Start of EXERCISE DATA
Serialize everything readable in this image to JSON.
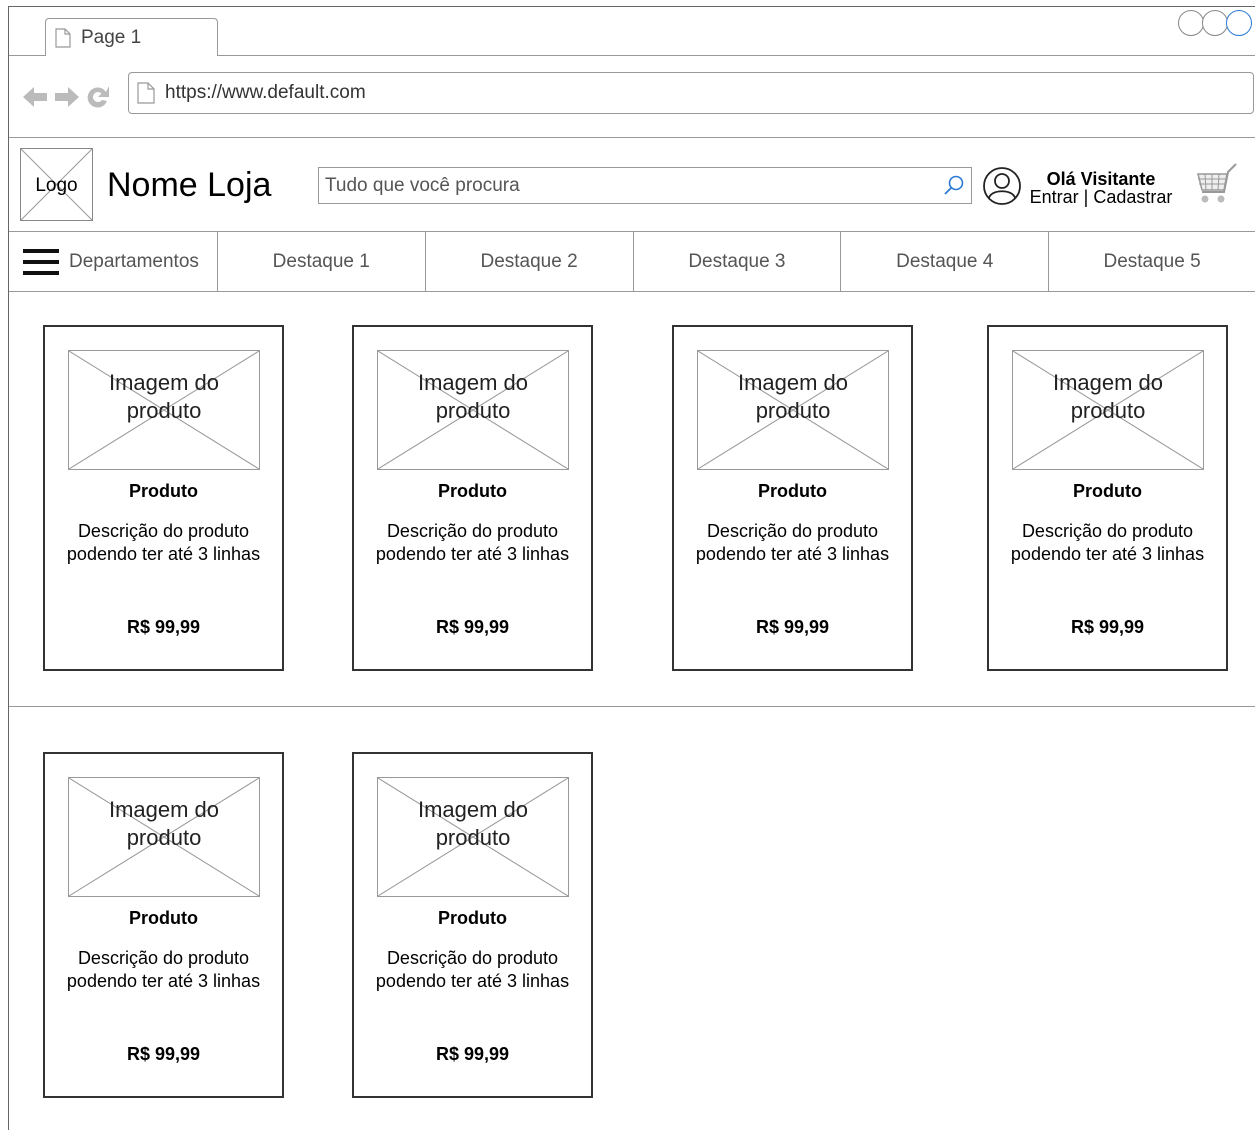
{
  "browser": {
    "tab_label": "Page 1",
    "url": "https://www.default.com"
  },
  "store": {
    "logo_label": "Logo",
    "name": "Nome Loja",
    "search_placeholder": "Tudo que você procura",
    "greeting": "Olá Visitante",
    "account_links": "Entrar | Cadastrar"
  },
  "menu": {
    "departments_label": "Departamentos",
    "items": [
      "Destaque 1",
      "Destaque 2",
      "Destaque 3",
      "Destaque 4",
      "Destaque 5"
    ]
  },
  "products": [
    {
      "image_label": "Imagem do produto",
      "name": "Produto",
      "description": "Descrição do produto podendo ter até 3 linhas",
      "price": "R$ 99,99"
    },
    {
      "image_label": "Imagem do produto",
      "name": "Produto",
      "description": "Descrição do produto podendo ter até 3 linhas",
      "price": "R$ 99,99"
    },
    {
      "image_label": "Imagem do produto",
      "name": "Produto",
      "description": "Descrição do produto podendo ter até 3 linhas",
      "price": "R$ 99,99"
    },
    {
      "image_label": "Imagem do produto",
      "name": "Produto",
      "description": "Descrição do produto podendo ter até 3 linhas",
      "price": "R$ 99,99"
    },
    {
      "image_label": "Imagem do produto",
      "name": "Produto",
      "description": "Descrição do produto podendo ter até 3 linhas",
      "price": "R$ 99,99"
    },
    {
      "image_label": "Imagem do produto",
      "name": "Produto",
      "description": "Descrição do produto podendo ter até 3 linhas",
      "price": "R$ 99,99"
    }
  ],
  "colors": {
    "accent": "#2b7bd6",
    "border": "#999999",
    "card_border": "#333333"
  },
  "icons": [
    "page-icon",
    "back-arrow-icon",
    "forward-arrow-icon",
    "reload-icon",
    "search-icon",
    "user-icon",
    "cart-icon",
    "hamburger-icon",
    "image-placeholder-icon"
  ]
}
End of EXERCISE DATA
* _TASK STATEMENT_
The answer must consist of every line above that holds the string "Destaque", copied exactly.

* _SOLUTION FOR THIS EXERCISE_
      "Destaque 1",
      "Destaque 2",
      "Destaque 3",
      "Destaque 4",
      "Destaque 5"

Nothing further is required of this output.